PublisherSociety for Range Management
JournalJournal of Range Management
AbstractResults of a 1961-1974 grazing system study on the Texas Experimental Ranch in the Rolling Plains were used to evaluate annual net income stability characteristics for a cow-calf operation. A linear programming risk analysis model was utilized to select optimal combinations of grazing systems which minimized annual negative net income fluctuations. Greatest annual net incomes, expressed in 1979 dollars, were obtained from heavier stocked, continuously grazed systems which received winter feed. For the 1961-1974 period, annual net income stability was not increased by selecting combination of grazing systems. However, when only the last 5 years were included in the analysis, the stability of annual net income was improved by selecting a combination of grazing systems. Supplemental winter feeding did not have a significant effect on annual net incomes. However, under heavier stocking rates the standard deviation of annual net income was approximately doubled when cows did not receive supplemental winter feed. Annual income and income variability was determined to have increased during the last 5 years of the study, relative to the total study period. It is hypothesized that a portion of this increased variability at the heavier rates of stocking is the result of changes in the composition of vegetation.
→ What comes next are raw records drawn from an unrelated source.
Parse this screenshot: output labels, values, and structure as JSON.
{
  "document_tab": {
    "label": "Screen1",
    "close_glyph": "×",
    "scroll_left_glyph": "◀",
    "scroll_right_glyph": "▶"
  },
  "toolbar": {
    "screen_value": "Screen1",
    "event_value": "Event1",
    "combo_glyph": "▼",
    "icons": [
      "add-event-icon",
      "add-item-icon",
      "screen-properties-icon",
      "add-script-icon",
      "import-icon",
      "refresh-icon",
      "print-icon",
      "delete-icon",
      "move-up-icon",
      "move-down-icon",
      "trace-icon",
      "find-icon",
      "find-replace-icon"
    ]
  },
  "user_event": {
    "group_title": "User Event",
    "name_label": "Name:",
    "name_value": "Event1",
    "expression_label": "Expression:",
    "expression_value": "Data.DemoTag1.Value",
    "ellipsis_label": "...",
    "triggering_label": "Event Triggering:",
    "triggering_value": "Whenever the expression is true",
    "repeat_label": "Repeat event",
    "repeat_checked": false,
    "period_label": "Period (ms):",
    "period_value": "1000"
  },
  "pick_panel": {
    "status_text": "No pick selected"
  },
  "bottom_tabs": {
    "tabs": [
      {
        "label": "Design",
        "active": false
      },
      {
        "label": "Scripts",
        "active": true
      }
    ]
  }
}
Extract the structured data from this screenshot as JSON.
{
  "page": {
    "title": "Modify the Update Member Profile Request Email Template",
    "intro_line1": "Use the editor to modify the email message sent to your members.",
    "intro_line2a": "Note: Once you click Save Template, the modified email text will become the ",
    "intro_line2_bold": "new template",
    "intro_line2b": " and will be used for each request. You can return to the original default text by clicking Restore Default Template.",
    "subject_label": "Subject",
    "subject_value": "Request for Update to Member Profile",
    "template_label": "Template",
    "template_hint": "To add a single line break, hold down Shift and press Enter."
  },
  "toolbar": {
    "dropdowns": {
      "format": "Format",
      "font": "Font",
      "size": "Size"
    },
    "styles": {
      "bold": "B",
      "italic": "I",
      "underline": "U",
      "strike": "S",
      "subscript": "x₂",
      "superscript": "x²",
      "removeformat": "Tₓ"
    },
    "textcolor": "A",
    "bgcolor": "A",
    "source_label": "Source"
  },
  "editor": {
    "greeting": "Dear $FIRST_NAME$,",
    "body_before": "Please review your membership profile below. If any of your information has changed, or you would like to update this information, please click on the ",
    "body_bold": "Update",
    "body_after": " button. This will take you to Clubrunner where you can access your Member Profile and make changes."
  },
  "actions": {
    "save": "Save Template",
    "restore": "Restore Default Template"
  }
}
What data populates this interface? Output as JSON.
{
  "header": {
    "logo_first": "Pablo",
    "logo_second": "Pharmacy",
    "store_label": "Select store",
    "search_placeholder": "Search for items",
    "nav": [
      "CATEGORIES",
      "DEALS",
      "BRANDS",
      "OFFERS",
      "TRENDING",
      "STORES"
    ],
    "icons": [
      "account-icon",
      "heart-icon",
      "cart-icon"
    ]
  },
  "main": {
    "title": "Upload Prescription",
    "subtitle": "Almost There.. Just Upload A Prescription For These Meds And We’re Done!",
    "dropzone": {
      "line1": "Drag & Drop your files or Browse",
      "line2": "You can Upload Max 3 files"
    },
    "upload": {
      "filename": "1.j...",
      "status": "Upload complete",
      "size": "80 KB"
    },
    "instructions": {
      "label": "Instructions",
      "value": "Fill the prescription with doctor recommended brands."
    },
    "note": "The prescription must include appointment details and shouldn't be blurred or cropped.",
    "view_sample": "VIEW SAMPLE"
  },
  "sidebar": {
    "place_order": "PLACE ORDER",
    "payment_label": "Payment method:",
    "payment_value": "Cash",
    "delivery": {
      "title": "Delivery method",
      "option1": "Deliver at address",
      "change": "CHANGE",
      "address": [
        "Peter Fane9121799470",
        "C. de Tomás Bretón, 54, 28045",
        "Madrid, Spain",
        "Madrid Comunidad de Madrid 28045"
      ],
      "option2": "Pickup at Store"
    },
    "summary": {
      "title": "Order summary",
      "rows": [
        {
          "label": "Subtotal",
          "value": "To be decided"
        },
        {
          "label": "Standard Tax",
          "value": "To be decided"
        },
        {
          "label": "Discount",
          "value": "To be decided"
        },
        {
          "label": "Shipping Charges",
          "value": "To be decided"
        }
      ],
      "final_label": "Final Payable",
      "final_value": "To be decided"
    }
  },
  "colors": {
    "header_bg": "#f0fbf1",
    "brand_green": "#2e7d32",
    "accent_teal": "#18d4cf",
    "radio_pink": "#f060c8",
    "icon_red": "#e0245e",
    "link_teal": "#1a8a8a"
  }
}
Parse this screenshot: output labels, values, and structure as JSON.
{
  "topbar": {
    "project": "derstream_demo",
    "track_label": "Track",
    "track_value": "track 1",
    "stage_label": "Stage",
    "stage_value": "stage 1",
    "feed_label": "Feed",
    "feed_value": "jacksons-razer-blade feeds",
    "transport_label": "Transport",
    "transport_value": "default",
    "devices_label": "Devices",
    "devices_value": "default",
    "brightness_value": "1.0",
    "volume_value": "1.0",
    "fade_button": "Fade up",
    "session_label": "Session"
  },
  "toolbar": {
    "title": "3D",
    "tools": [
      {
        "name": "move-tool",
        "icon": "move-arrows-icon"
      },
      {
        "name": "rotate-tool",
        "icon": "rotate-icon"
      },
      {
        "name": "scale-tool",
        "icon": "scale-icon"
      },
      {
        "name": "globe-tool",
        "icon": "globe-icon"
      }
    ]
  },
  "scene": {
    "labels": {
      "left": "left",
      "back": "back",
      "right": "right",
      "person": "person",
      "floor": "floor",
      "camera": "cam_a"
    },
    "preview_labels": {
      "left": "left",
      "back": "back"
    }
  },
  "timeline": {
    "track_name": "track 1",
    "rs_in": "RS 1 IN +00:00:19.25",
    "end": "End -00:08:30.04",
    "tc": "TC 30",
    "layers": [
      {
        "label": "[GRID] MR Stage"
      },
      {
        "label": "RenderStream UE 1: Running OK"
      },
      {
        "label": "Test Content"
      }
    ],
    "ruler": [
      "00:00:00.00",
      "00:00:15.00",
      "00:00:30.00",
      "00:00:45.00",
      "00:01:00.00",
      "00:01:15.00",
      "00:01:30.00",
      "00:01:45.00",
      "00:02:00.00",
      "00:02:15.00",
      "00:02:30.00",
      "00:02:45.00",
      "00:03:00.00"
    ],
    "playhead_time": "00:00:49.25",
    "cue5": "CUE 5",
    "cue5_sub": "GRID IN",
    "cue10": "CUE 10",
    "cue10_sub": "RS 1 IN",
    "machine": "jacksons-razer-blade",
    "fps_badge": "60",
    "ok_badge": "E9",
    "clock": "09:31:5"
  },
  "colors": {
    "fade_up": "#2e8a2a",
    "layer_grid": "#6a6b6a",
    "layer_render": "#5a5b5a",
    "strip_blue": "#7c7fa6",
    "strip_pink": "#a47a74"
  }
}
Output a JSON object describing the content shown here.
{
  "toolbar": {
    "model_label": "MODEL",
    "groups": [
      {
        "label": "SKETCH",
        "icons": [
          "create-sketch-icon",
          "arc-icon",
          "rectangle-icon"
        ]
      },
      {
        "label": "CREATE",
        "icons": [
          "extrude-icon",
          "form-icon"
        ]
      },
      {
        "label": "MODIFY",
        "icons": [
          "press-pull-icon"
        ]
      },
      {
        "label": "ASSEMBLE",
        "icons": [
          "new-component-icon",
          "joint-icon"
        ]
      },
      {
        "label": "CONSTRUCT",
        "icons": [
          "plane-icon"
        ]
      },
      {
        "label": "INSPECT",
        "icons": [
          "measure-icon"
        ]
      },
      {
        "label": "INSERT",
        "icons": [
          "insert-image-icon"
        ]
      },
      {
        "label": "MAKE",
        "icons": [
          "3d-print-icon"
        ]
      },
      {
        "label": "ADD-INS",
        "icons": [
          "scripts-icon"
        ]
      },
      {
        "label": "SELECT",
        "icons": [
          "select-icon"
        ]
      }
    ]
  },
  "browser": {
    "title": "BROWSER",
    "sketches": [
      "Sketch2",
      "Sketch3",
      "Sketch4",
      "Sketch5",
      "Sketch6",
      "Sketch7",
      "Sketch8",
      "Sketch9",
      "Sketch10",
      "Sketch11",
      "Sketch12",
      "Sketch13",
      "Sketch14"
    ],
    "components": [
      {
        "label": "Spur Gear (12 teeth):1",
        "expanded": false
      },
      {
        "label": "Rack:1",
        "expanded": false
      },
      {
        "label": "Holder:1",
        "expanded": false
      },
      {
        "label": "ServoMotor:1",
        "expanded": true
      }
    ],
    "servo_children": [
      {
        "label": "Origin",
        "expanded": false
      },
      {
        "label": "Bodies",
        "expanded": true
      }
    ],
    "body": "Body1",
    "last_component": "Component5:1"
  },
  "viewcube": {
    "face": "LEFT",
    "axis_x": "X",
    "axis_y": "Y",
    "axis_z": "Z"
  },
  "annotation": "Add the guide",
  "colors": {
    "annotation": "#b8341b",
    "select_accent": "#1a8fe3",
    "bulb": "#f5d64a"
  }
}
The general increase in variability across all systems indicates that ranch operators may need to consider alternatives for risk management as well as management for profits.